Task to complete » Repeat the listing below exactly from the line with "Serialize everything readable" through its last line. Skip every picture.

* * *

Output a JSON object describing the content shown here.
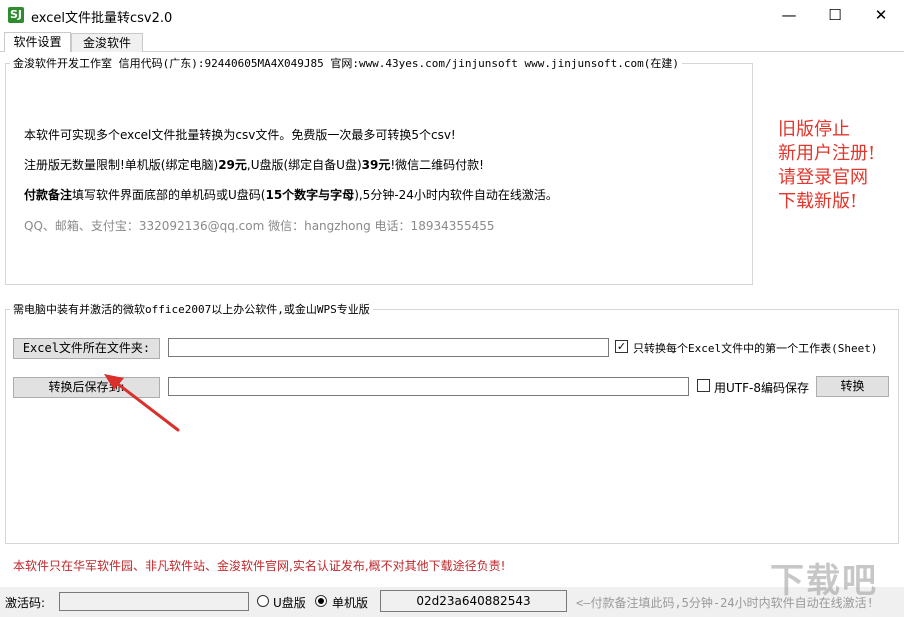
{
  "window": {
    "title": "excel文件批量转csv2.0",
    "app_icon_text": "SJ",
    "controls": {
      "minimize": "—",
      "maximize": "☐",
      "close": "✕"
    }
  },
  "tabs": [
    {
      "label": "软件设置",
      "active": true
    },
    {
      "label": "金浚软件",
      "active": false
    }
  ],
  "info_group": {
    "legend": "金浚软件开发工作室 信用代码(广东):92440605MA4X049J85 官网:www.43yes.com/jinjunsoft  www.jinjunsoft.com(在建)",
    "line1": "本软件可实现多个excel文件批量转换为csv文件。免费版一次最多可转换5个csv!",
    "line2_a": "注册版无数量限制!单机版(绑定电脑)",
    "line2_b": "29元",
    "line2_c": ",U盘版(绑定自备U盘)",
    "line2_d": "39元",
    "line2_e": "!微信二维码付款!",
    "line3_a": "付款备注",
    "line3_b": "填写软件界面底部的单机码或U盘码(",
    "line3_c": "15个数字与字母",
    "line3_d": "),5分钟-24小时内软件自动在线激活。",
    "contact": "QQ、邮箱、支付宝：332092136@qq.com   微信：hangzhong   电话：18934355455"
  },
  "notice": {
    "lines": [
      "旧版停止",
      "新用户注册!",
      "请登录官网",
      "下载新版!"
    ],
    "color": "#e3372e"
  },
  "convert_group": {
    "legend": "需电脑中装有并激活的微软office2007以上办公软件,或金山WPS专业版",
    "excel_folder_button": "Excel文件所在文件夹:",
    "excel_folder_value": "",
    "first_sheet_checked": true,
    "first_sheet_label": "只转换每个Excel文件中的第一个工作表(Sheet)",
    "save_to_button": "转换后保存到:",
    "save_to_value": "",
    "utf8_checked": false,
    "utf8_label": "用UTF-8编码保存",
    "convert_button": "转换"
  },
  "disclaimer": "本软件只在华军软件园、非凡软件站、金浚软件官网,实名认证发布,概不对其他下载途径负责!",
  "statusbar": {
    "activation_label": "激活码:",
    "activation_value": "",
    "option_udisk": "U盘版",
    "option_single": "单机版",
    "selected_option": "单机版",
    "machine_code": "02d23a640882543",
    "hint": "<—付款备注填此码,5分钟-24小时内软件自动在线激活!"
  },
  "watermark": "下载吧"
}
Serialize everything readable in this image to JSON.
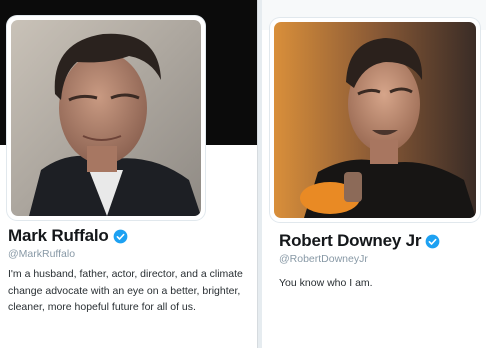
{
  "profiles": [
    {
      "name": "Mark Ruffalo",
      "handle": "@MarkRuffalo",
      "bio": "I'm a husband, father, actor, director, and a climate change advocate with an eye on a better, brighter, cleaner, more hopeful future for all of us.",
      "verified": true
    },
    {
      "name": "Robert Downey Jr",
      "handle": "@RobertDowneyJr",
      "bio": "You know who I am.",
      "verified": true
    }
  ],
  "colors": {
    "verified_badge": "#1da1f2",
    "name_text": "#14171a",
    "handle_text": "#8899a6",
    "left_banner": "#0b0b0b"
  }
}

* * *

Answer to this problem »
Serialize everything readable in this image to JSON.
{
  "profiles": [
    {
      "name": "Mark Ruffalo",
      "handle": "@MarkRuffalo",
      "bio": "I'm a husband, father, actor, director, and a climate change advocate with an eye on a better, brighter, cleaner, more hopeful future for all of us.",
      "verified": true
    },
    {
      "name": "Robert Downey Jr",
      "handle": "@RobertDowneyJr",
      "bio": "You know who I am.",
      "verified": true
    }
  ],
  "colors": {
    "verified_badge": "#1da1f2",
    "name_text": "#14171a",
    "handle_text": "#8899a6",
    "left_banner": "#0b0b0b"
  }
}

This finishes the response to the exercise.